"It was mixture of Maris Kestrel (1.5kg/ha) and Invitation (0.5kg/ha) broadcast on May 24, with 300kg 16;16;16 , and a pre-emergence spray of Sultan and Centium. The only other treatment was an additional 250kg/ha of N34 and a spray of Hallmark to control flea beetle.

"I was delighted with the way the crop fed the 400 ewes with twins and triplets from scanning through to lambing, with effective rationing behind an electric fence. Not only did the ewes thrive and milk well, but the grass got a much needed rest and jumped when eventually the temperature started to rise in April.

"The inclusion of swedes extends the grazing period of the field. We also grow another field of kale/swedes to finish the Blackie lambs, and are finding the kale more dependable than the precision sown swedes we used previously, with supplementary feed is not really required until well into January," he added.

Last year, the innovation was to spray off a field of grass (in rotation) with Glyphosate, spread lime and fertiliser and direct drill on three consecutive days. The grass died back as the kale came through. A strong crop ensued with no further treatment except for some additional N as before. Therefore, time and money was saved in seed-bed preparation (no lifting stones etc) and no expensive pre-em herbicides.

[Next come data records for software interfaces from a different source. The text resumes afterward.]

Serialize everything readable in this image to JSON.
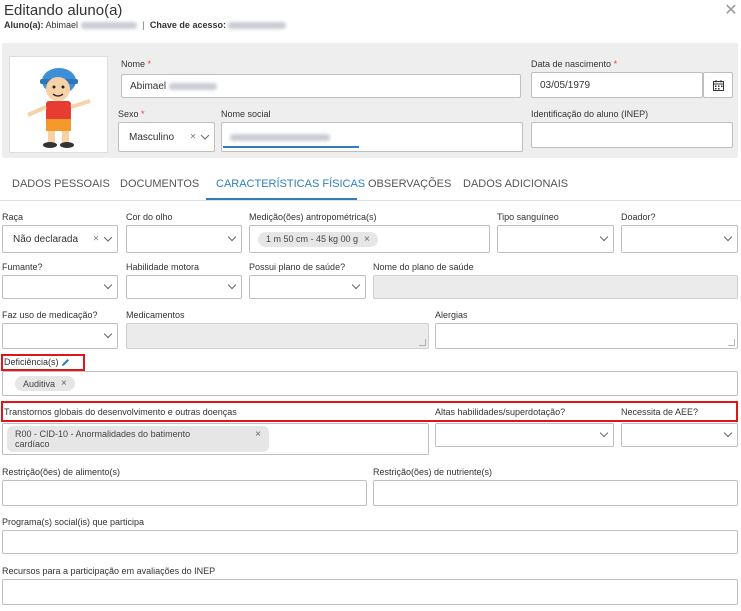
{
  "header": {
    "title": "Editando aluno(a)",
    "student_label": "Aluno(a):",
    "student_name": "Abimael",
    "separator": "|",
    "access_key_label": "Chave de acesso:"
  },
  "top_panel": {
    "nome": {
      "label": "Nome",
      "value": "Abimael"
    },
    "data_nascimento": {
      "label": "Data de nascimento",
      "value": "03/05/1979"
    },
    "sexo": {
      "label": "Sexo",
      "value": "Masculino"
    },
    "nome_social": {
      "label": "Nome social"
    },
    "inep": {
      "label": "Identificação do aluno (INEP)",
      "value": ""
    }
  },
  "tabs": [
    {
      "label": "DADOS PESSOAIS"
    },
    {
      "label": "DOCUMENTOS"
    },
    {
      "label": "CARACTERÍSTICAS FÍSICAS"
    },
    {
      "label": "OBSERVAÇÕES"
    },
    {
      "label": "DADOS ADICIONAIS"
    }
  ],
  "fields": {
    "raca": {
      "label": "Raça",
      "value": "Não declarada"
    },
    "cor_olho": {
      "label": "Cor do olho",
      "value": ""
    },
    "medicao": {
      "label": "Medição(ões) antropométrica(s)",
      "tag": "1 m 50 cm - 45 kg 00 g"
    },
    "tipo_sanguineo": {
      "label": "Tipo sanguíneo",
      "value": ""
    },
    "doador": {
      "label": "Doador?",
      "value": ""
    },
    "fumante": {
      "label": "Fumante?",
      "value": ""
    },
    "habilidade_motora": {
      "label": "Habilidade motora",
      "value": ""
    },
    "plano_saude": {
      "label": "Possui plano de saúde?",
      "value": ""
    },
    "nome_plano": {
      "label": "Nome do plano de saúde",
      "value": ""
    },
    "medicacao": {
      "label": "Faz uso de medicação?",
      "value": ""
    },
    "medicamentos": {
      "label": "Medicamentos",
      "value": ""
    },
    "alergias": {
      "label": "Alergias",
      "value": ""
    },
    "deficiencias": {
      "label": "Deficiência(s)",
      "tag": "Auditiva"
    },
    "transtornos": {
      "label": "Transtornos globais do desenvolvimento e outras doenças",
      "tag_line1": "R00 - CID-10 - Anormalidades do batimento",
      "tag_line2": "cardíaco"
    },
    "altas_habilidades": {
      "label": "Altas habilidades/superdotação?",
      "value": ""
    },
    "aee": {
      "label": "Necessita de AEE?",
      "value": ""
    },
    "restricao_alimento": {
      "label": "Restrição(ões) de alimento(s)",
      "value": ""
    },
    "restricao_nutriente": {
      "label": "Restrição(ões) de nutriente(s)",
      "value": ""
    },
    "programas_sociais": {
      "label": "Programa(s) social(is) que participa",
      "value": ""
    },
    "recursos_inep": {
      "label": "Recursos para a participação em avaliações do INEP",
      "value": ""
    }
  },
  "colors": {
    "accent": "#2e7dbf",
    "highlight": "#e0151c",
    "required": "#e0473d"
  },
  "icons": [
    "close-icon",
    "calendar-icon",
    "pencil-icon",
    "chevron-down-icon",
    "clear-icon"
  ]
}
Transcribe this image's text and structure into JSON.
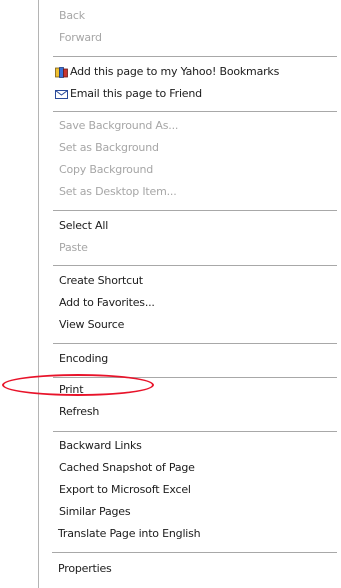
{
  "menu": {
    "items": [
      {
        "label": "Back",
        "disabled": true
      },
      {
        "label": "Forward",
        "disabled": true
      },
      {
        "label": "Add this page to my Yahoo! Bookmarks",
        "icon": "yahoo-bookmark-icon"
      },
      {
        "label": "Email this page to Friend",
        "icon": "envelope-icon"
      },
      {
        "label": "Save Background As...",
        "disabled": true
      },
      {
        "label": "Set as Background",
        "disabled": true
      },
      {
        "label": "Copy Background",
        "disabled": true
      },
      {
        "label": "Set as Desktop Item...",
        "disabled": true
      },
      {
        "label": "Select All"
      },
      {
        "label": "Paste",
        "disabled": true
      },
      {
        "label": "Create Shortcut"
      },
      {
        "label": "Add to Favorites..."
      },
      {
        "label": "View Source"
      },
      {
        "label": "Encoding",
        "submenu": true
      },
      {
        "label": "Print",
        "highlighted": true
      },
      {
        "label": "Refresh"
      },
      {
        "label": "Backward Links"
      },
      {
        "label": "Cached Snapshot of Page"
      },
      {
        "label": "Export to Microsoft Excel"
      },
      {
        "label": "Similar Pages"
      },
      {
        "label": "Translate Page into English"
      },
      {
        "label": "Properties"
      }
    ]
  },
  "colors": {
    "enabled_text": "#1c1c1c",
    "disabled_text": "#a6a6a6",
    "separator": "#a8a8a8",
    "highlight_circle": "#e8132a"
  }
}
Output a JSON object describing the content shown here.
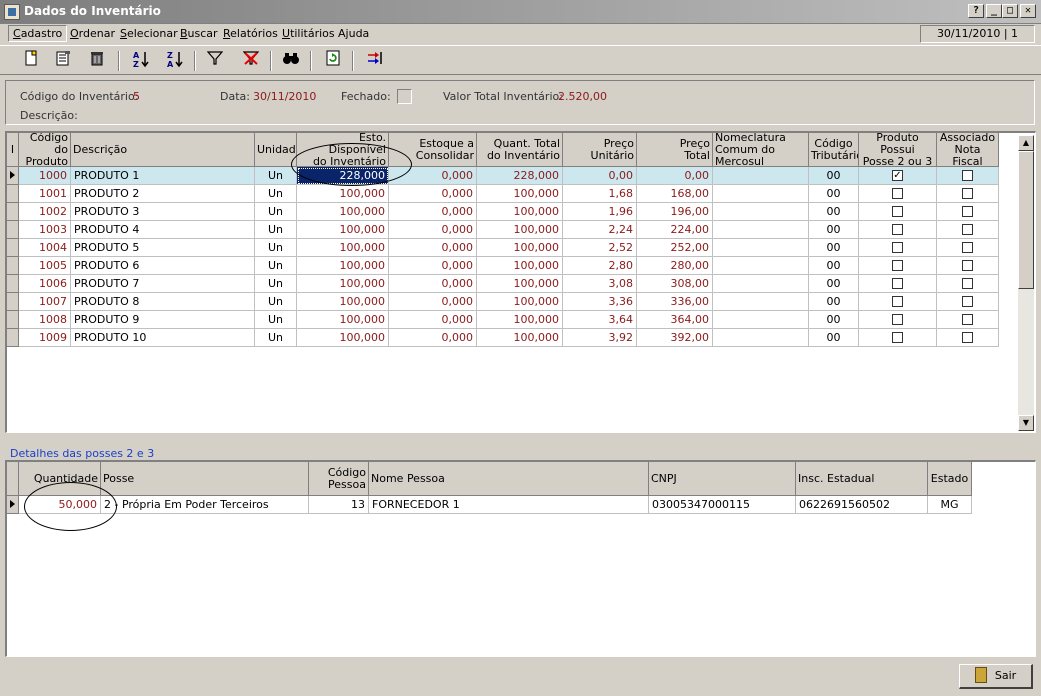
{
  "window": {
    "title": "Dados do Inventário",
    "help": "?",
    "min": "_",
    "max": "□",
    "close": "✕"
  },
  "menu": {
    "items": [
      {
        "pre": "",
        "ul": "C",
        "post": "adastro"
      },
      {
        "pre": "",
        "ul": "O",
        "post": "rdenar"
      },
      {
        "pre": "",
        "ul": "S",
        "post": "elecionar"
      },
      {
        "pre": "",
        "ul": "B",
        "post": "uscar"
      },
      {
        "pre": "",
        "ul": "R",
        "post": "elatórios"
      },
      {
        "pre": "",
        "ul": "U",
        "post": "tilitários"
      },
      {
        "pre": "A",
        "ul": "j",
        "post": "uda"
      }
    ],
    "date_panel": "30/11/2010 | 1"
  },
  "toolbar": {
    "icons": [
      "new-icon",
      "edit-icon",
      "delete-icon",
      "sort-az-icon",
      "sort-za-icon",
      "filter-icon",
      "clear-filter-icon",
      "binoculars-icon",
      "refresh-icon",
      "import-icon"
    ]
  },
  "info": {
    "codigo_label": "Código do Inventário:",
    "codigo_value": "5",
    "data_label": "Data:",
    "data_value": "30/11/2010",
    "fechado_label": "Fechado:",
    "valor_label": "Valor Total Inventário:",
    "valor_value": "2.520,00",
    "descricao_label": "Descrição:"
  },
  "grid1": {
    "indicator_header": "I",
    "headers": [
      "Código do\nProduto",
      "Descrição",
      "Unidade",
      "Esto. Disponível\ndo Inventário",
      "Estoque a\nConsolidar",
      "Quant. Total\ndo Inventário",
      "Preço\nUnitário",
      "Preço\nTotal",
      "Nomeclatura\nComum do Mercosul",
      "Código\nTributário",
      "Produto Possui\nPosse 2 ou 3",
      "Associado\nNota Fiscal"
    ],
    "rows": [
      [
        "1000",
        "PRODUTO 1",
        "Un",
        "228,000",
        "0,000",
        "228,000",
        "0,00",
        "0,00",
        "",
        "00",
        true,
        false
      ],
      [
        "1001",
        "PRODUTO 2",
        "Un",
        "100,000",
        "0,000",
        "100,000",
        "1,68",
        "168,00",
        "",
        "00",
        false,
        false
      ],
      [
        "1002",
        "PRODUTO 3",
        "Un",
        "100,000",
        "0,000",
        "100,000",
        "1,96",
        "196,00",
        "",
        "00",
        false,
        false
      ],
      [
        "1003",
        "PRODUTO 4",
        "Un",
        "100,000",
        "0,000",
        "100,000",
        "2,24",
        "224,00",
        "",
        "00",
        false,
        false
      ],
      [
        "1004",
        "PRODUTO 5",
        "Un",
        "100,000",
        "0,000",
        "100,000",
        "2,52",
        "252,00",
        "",
        "00",
        false,
        false
      ],
      [
        "1005",
        "PRODUTO 6",
        "Un",
        "100,000",
        "0,000",
        "100,000",
        "2,80",
        "280,00",
        "",
        "00",
        false,
        false
      ],
      [
        "1006",
        "PRODUTO 7",
        "Un",
        "100,000",
        "0,000",
        "100,000",
        "3,08",
        "308,00",
        "",
        "00",
        false,
        false
      ],
      [
        "1007",
        "PRODUTO 8",
        "Un",
        "100,000",
        "0,000",
        "100,000",
        "3,36",
        "336,00",
        "",
        "00",
        false,
        false
      ],
      [
        "1008",
        "PRODUTO 9",
        "Un",
        "100,000",
        "0,000",
        "100,000",
        "3,64",
        "364,00",
        "",
        "00",
        false,
        false
      ],
      [
        "1009",
        "PRODUTO 10",
        "Un",
        "100,000",
        "0,000",
        "100,000",
        "3,92",
        "392,00",
        "",
        "00",
        false,
        false
      ]
    ]
  },
  "detalhes": {
    "label": "Detalhes das posses 2 e 3",
    "headers": [
      "Quantidade",
      "Posse",
      "Código\nPessoa",
      "Nome Pessoa",
      "CNPJ",
      "Insc. Estadual",
      "Estado"
    ],
    "rows": [
      [
        "50,000",
        "2 - Própria Em Poder Terceiros",
        "13",
        "FORNECEDOR 1",
        "03005347000115",
        "0622691560502",
        "MG"
      ]
    ]
  },
  "footer": {
    "sair_label": "Sair"
  }
}
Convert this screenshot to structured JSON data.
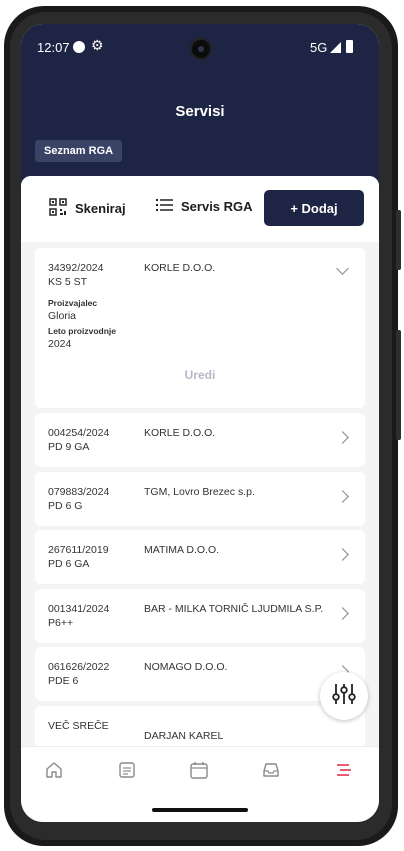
{
  "status_bar": {
    "time": "12:07",
    "network": "5G"
  },
  "header": {
    "title": "Servisi",
    "subtitle": "Seznam RGA"
  },
  "toolbar": {
    "scan_label": "Skeniraj",
    "servis_label": "Servis RGA",
    "add_label": "+ Dodaj"
  },
  "records": [
    {
      "number": "34392/2024",
      "model": "KS 5 ST",
      "company": "KORLE D.O.O.",
      "expanded": true,
      "producer_label": "Proizvajalec",
      "producer": "Gloria",
      "year_label": "Leto proizvodnje",
      "year": "2024",
      "edit_label": "Uredi"
    },
    {
      "number": "004254/2024",
      "model": "PD 9 GA",
      "company": "KORLE D.O.O."
    },
    {
      "number": "079883/2024",
      "model": "PD 6 G",
      "company": "TGM, Lovro Brezec s.p."
    },
    {
      "number": "267611/2019",
      "model": "PD 6 GA",
      "company": "MATIMA D.O.O."
    },
    {
      "number": "001341/2024",
      "model": "P6++",
      "company": "BAR - MILKA TORNIČ LJUDMILA S.P."
    },
    {
      "number": "061626/2022",
      "model": "PDE 6",
      "company": "NOMAGO D.O.O."
    },
    {
      "number": "VEČ SREČE",
      "model": "",
      "company": "DARJAN KAREL"
    }
  ],
  "nav": {
    "items": [
      "home",
      "documents",
      "calendar",
      "inbox",
      "menu"
    ],
    "active": "menu",
    "accent": "#e0334f",
    "inactive": "#8a8a8a"
  },
  "colors": {
    "header": "#1e2544",
    "chip": "#3a4266"
  }
}
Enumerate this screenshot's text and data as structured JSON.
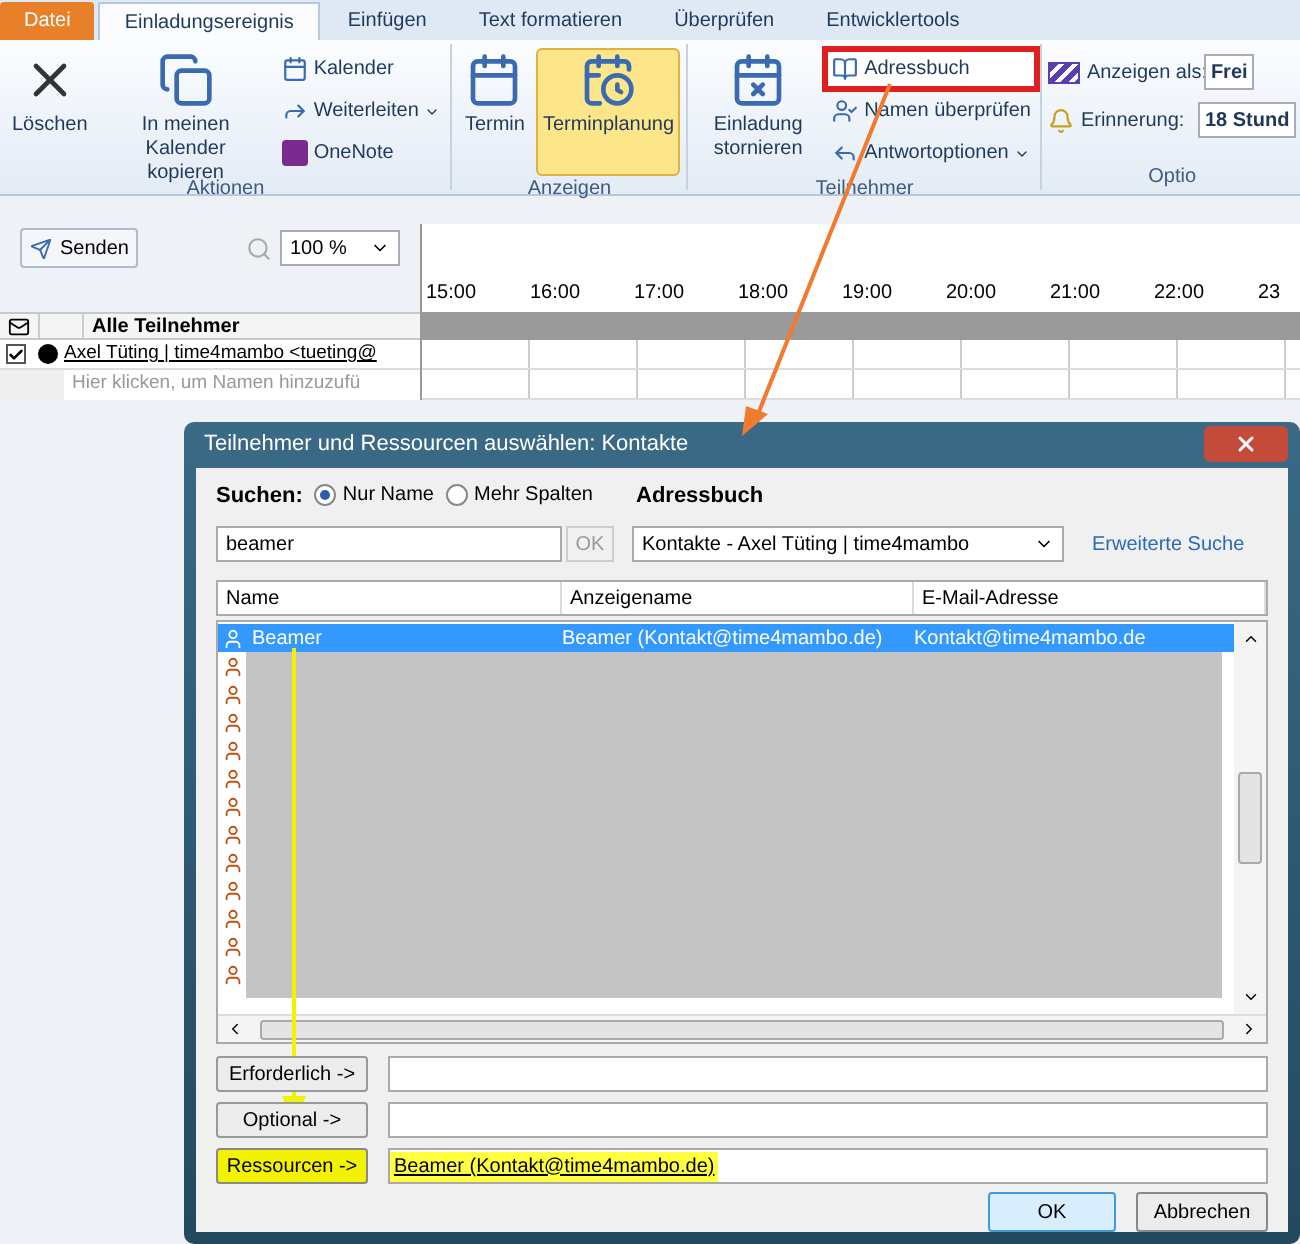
{
  "ribbon": {
    "tabs": [
      {
        "label": "Datei",
        "kind": "file",
        "selected": false
      },
      {
        "label": "Einladungsereignis",
        "kind": "tab",
        "selected": true
      },
      {
        "label": "Einfügen",
        "kind": "tab",
        "selected": false
      },
      {
        "label": "Text formatieren",
        "kind": "tab",
        "selected": false
      },
      {
        "label": "Überprüfen",
        "kind": "tab",
        "selected": false
      },
      {
        "label": "Entwicklertools",
        "kind": "tab",
        "selected": false
      }
    ],
    "groups": [
      {
        "label": "Aktionen",
        "items": [
          {
            "kind": "large",
            "label": "Löschen",
            "selected": false
          },
          {
            "kind": "large",
            "label": "In meinen Kalender kopieren",
            "selected": false
          },
          {
            "kind": "stack",
            "entries": [
              {
                "label": "Kalender",
                "dropdown": false,
                "highlighted": false
              },
              {
                "label": "Weiterleiten",
                "dropdown": true,
                "highlighted": false
              },
              {
                "label": "OneNote",
                "dropdown": false,
                "highlighted": false
              }
            ]
          }
        ]
      },
      {
        "label": "Anzeigen",
        "items": [
          {
            "kind": "large",
            "label": "Termin",
            "selected": false
          },
          {
            "kind": "large",
            "label": "Terminplanung",
            "selected": true
          }
        ]
      },
      {
        "label": "Teilnehmer",
        "items": [
          {
            "kind": "large",
            "label": "Einladung stornieren",
            "selected": false
          },
          {
            "kind": "stack",
            "entries": [
              {
                "label": "Adressbuch",
                "dropdown": false,
                "highlighted": true
              },
              {
                "label": "Namen überprüfen",
                "dropdown": false,
                "highlighted": false
              },
              {
                "label": "Antwortoptionen",
                "dropdown": true,
                "highlighted": false
              }
            ]
          }
        ]
      },
      {
        "label": "Optio",
        "items": [
          {
            "kind": "fields",
            "entries": [
              {
                "label": "Anzeigen als:",
                "value": "Frei"
              },
              {
                "label": "Erinnerung:",
                "value": "18 Stund"
              }
            ]
          }
        ]
      }
    ]
  },
  "scheduler": {
    "send_button": "Senden",
    "zoom": "100 %",
    "hours": [
      "15:00",
      "16:00",
      "17:00",
      "18:00",
      "19:00",
      "20:00",
      "21:00",
      "22:00",
      "23"
    ],
    "attendees_header": "Alle Teilnehmer",
    "attendees": [
      {
        "name": "Axel Tüting | time4mambo <tueting@",
        "checked": true
      }
    ],
    "add_placeholder": "Hier klicken, um Namen hinzuzufü"
  },
  "dialog": {
    "title": "Teilnehmer und Ressourcen auswählen: Kontakte",
    "search_label": "Suchen:",
    "search_modes": [
      {
        "label": "Nur Name",
        "selected": true
      },
      {
        "label": "Mehr Spalten",
        "selected": false
      }
    ],
    "address_book_label": "Adressbuch",
    "search_value": "beamer",
    "ok_button": "OK",
    "address_book_value": "Kontakte - Axel Tüting | time4mambo",
    "advanced_search": "Erweiterte Suche",
    "columns": [
      "Name",
      "Anzeigename",
      "E-Mail-Adresse"
    ],
    "rows": [
      {
        "name": "Beamer",
        "display": "Beamer (Kontakt@time4mambo.de)",
        "email": "Kontakt@time4mambo.de",
        "selected": true
      }
    ],
    "fields": [
      {
        "button": "Erforderlich ->",
        "highlighted": false
      },
      {
        "button": "Optional ->",
        "highlighted": false
      },
      {
        "button": "Ressourcen ->",
        "value": "Beamer (Kontakt@time4mambo.de)",
        "highlighted": true
      }
    ],
    "buttons": [
      "OK",
      "Abbrechen"
    ]
  }
}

"The big bonus was the clean lambs that stayed on top of the ground through a really mucky period, when a plough prepared field would have been a real mess. Surely, if a case were needed, a positive role for glyphosate," concluded Ian.